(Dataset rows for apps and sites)
= = = =
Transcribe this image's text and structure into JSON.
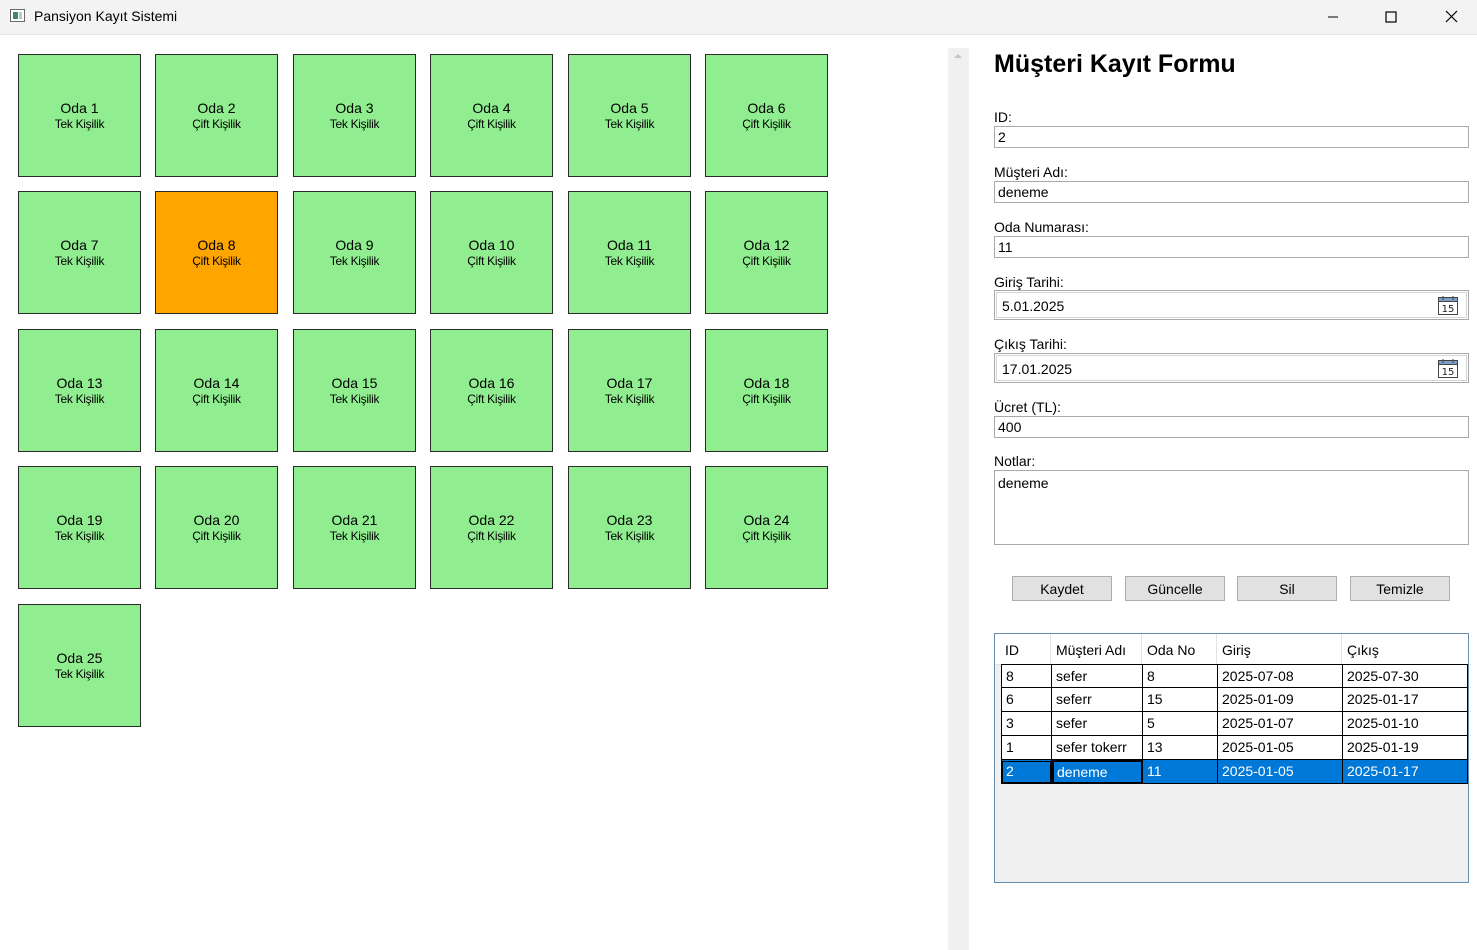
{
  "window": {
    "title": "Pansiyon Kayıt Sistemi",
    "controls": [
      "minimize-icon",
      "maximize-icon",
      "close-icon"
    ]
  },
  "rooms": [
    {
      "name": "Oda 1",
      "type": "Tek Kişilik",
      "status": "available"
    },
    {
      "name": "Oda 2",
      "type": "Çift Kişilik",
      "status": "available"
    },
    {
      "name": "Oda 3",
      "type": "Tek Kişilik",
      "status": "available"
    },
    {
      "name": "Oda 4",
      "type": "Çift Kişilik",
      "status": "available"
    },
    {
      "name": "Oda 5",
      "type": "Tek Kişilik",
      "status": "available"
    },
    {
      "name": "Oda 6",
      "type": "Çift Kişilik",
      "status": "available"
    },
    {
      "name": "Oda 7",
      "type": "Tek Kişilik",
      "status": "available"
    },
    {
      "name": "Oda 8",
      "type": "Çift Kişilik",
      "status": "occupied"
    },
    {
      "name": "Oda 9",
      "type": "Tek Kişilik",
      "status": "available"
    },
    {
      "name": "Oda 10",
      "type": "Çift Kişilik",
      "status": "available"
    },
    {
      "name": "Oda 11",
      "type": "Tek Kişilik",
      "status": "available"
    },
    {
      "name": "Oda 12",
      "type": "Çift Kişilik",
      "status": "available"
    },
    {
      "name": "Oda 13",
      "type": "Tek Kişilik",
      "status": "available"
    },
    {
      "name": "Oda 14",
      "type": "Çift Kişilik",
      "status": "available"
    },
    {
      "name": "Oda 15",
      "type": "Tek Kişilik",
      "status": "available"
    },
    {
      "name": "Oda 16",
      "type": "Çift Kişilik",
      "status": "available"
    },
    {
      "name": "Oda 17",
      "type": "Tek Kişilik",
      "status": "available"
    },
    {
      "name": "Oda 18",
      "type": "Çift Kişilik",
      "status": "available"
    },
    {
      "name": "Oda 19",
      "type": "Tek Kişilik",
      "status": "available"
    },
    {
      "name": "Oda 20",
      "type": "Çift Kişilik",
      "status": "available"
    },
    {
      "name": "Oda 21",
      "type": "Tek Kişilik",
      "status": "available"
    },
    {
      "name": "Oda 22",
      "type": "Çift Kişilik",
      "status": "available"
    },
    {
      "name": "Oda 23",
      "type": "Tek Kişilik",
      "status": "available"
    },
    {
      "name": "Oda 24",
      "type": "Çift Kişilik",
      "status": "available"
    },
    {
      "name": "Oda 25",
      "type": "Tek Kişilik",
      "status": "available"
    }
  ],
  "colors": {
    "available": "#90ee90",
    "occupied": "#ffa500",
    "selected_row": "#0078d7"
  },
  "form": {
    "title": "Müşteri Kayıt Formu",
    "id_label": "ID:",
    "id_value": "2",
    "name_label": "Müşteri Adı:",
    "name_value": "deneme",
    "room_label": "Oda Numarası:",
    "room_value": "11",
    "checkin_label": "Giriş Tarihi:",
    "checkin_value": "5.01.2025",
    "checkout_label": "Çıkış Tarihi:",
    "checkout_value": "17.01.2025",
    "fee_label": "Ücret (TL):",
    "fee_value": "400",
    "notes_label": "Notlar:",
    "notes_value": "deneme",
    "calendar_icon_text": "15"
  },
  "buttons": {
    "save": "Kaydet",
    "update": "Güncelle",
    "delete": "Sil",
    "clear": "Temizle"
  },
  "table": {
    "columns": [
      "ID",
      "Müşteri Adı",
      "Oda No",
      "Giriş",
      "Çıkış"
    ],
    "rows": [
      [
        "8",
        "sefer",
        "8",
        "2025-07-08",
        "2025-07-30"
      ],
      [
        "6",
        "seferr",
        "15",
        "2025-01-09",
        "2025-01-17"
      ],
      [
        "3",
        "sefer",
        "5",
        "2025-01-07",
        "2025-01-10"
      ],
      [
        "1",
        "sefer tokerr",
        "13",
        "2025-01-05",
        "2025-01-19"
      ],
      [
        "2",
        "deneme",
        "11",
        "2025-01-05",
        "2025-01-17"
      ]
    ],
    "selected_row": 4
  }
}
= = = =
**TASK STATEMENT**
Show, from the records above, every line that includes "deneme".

**FINISHED EXERCISE**
    "name_value": "deneme",
    "notes_value": "deneme",
        "deneme",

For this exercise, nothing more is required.